Here is a nice feature to have. While watching a 4k Blu-ray disc audio formats can be switched on the fly using the Audio button on the M2’s remote control. You can also select audio descriptions and subtitles without exiting the movie.
When turning on the player for the third time (after watching some of Game of Thrones: Season One and Fantastic Beasts: The Crimes of Grindelwald) the disc tray would not open to pop in Alien. I tried turning the player off, using both the remote button and front plate button and neither worked. And, the screen indicated “No Disc” in the player even when it did have a disc. After several minutes of turning off and back on again the tray finally opened. I just hope this isn’t a sign of bad things to come!
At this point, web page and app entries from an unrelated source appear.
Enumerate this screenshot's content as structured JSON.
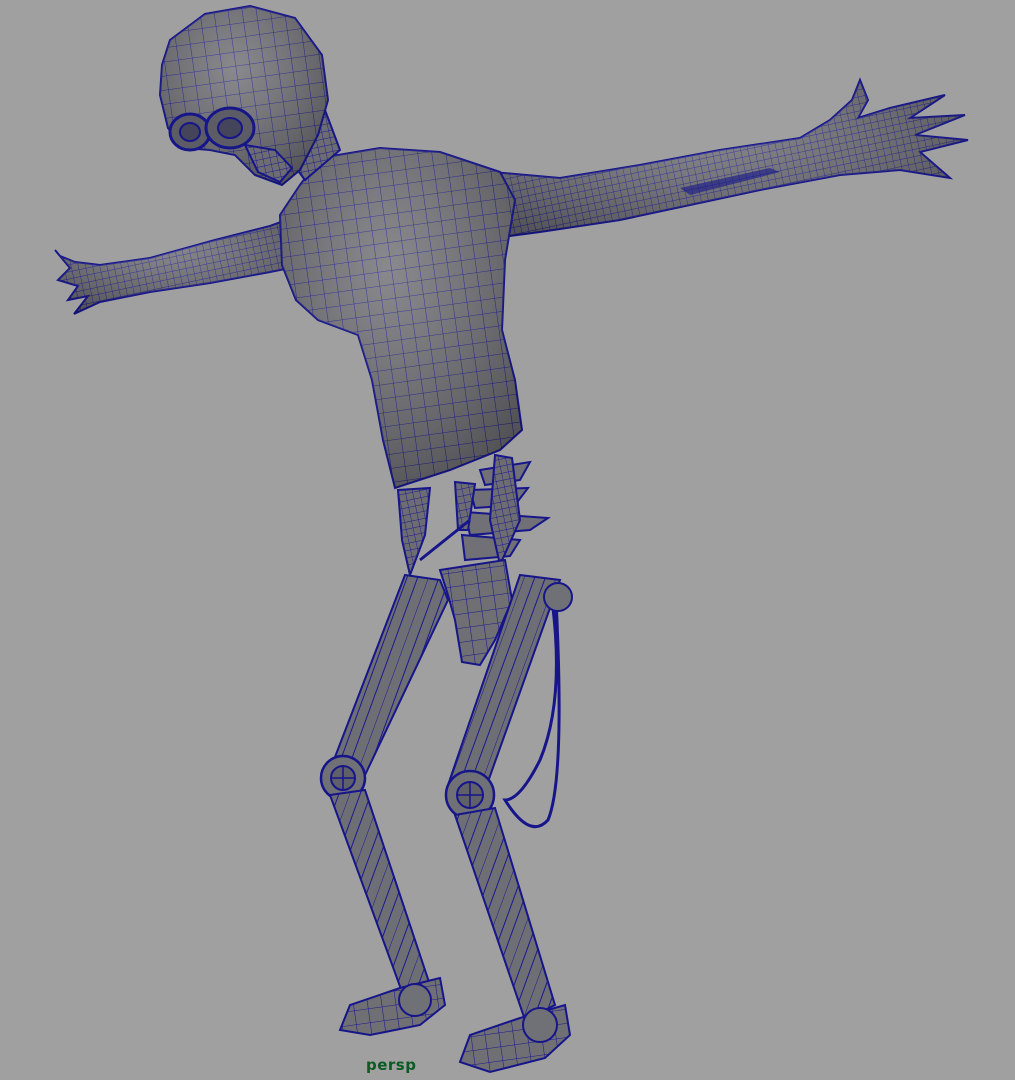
{
  "viewport": {
    "camera_label": "persp",
    "background_color": "#a0a0a0",
    "wireframe_color": "#16158a",
    "shaded_color": "#6e6e73",
    "camera_label_color": "#0b5a23"
  },
  "scene": {
    "object": "character-model",
    "display_mode": "wireframe-on-shaded",
    "icons": [
      "character-mesh-icon"
    ]
  }
}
The Options button on the remote brings up all kinds of disc goodies like Bluetooth Output, Display Info Position, Playback buttons (Play, Pause, Top Menu, etc.). What I didn’t like was whenever a setting is selected within the section the whole menu just disappears, This can be frustrating especially when trying to set up and test different options. In order to change a setting you have to start with the Options button again.
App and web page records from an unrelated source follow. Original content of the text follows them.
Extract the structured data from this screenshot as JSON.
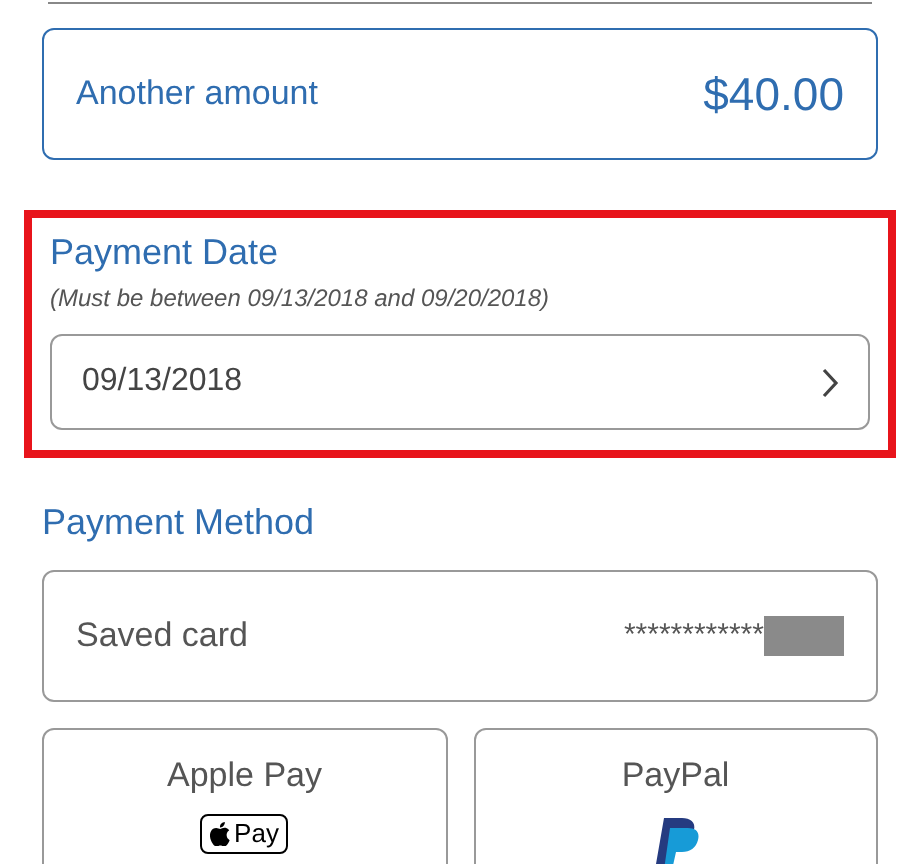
{
  "amount_options": [
    {
      "label": "Another amount",
      "value": "$40.00",
      "selected": true
    }
  ],
  "payment_date": {
    "title": "Payment Date",
    "note": "(Must be between 09/13/2018 and 09/20/2018)",
    "value": "09/13/2018",
    "highlighted": true
  },
  "payment_method": {
    "title": "Payment Method",
    "saved_card": {
      "label": "Saved card",
      "masked_number": "************",
      "selected": false
    },
    "options": [
      {
        "kind": "apple_pay",
        "label": "Apple Pay",
        "badge_text": "Pay",
        "selected": false
      },
      {
        "kind": "paypal",
        "label": "PayPal",
        "selected": false
      }
    ]
  }
}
Addition: Another issue is with Dolby Vision HDR. Just like all the Sony’s in this class Dolby Vision must be manually enabled in the player’s settings. This holds true for every new disc inserted (with Dolby Vision) that you want to watch. It’s a pain, but at least it works!
For $300 you can’t go wrong. The Sony UBP-X800M2 is a fully-capable 4k/HDR Blu-ray Disc player that can be used for either a Dolby Vision or HDR10 TV (or dual HDR TV if you can afford it! Also Read: Vizio’s 2019 4K HDR TV Lineup & Pricing). The player supports both Dolby Atmos and DTS:X and includes HDMI audio out so you can set up your audio system separately from video. One of the best features, albeit clunky at times, is the ability to listen to audio with wireless Bluetooth headphones (or hook up a Bluetooth speaker if you want).
Price Update: Amazon is selling the Sony X800M2 for $249 with Prime free shipping. And, they have a limited time offer with two free 4k Blu-rays included in the box.
The Cheaper, Sony UBP-X700
If you are looking for a bargain the older UBP-X700 (2018) is less expensive than the UBP-X800M2 and includes Dolby Vision support. It plays 3D Blu-ray Discs, streams HEVC, MPEG-4/AVC etc., and supports Dolby Atmos, DTS:X and high-resolution audio formats. However, the UBP-X700 does not include Bluetooth. That means no wireless headphones. And, it is a smaller unit (12-3/5″ wide x 8-1/2″ deep) if you’re looking for the standard 17” rack system size. If those things don’t matter to you, right now the UBP-X700 is selling for $149 on Amazon (MSRP $249). There is also an updated version of the Sony UBP-X700 (2019) that sells for $229 on Amazon.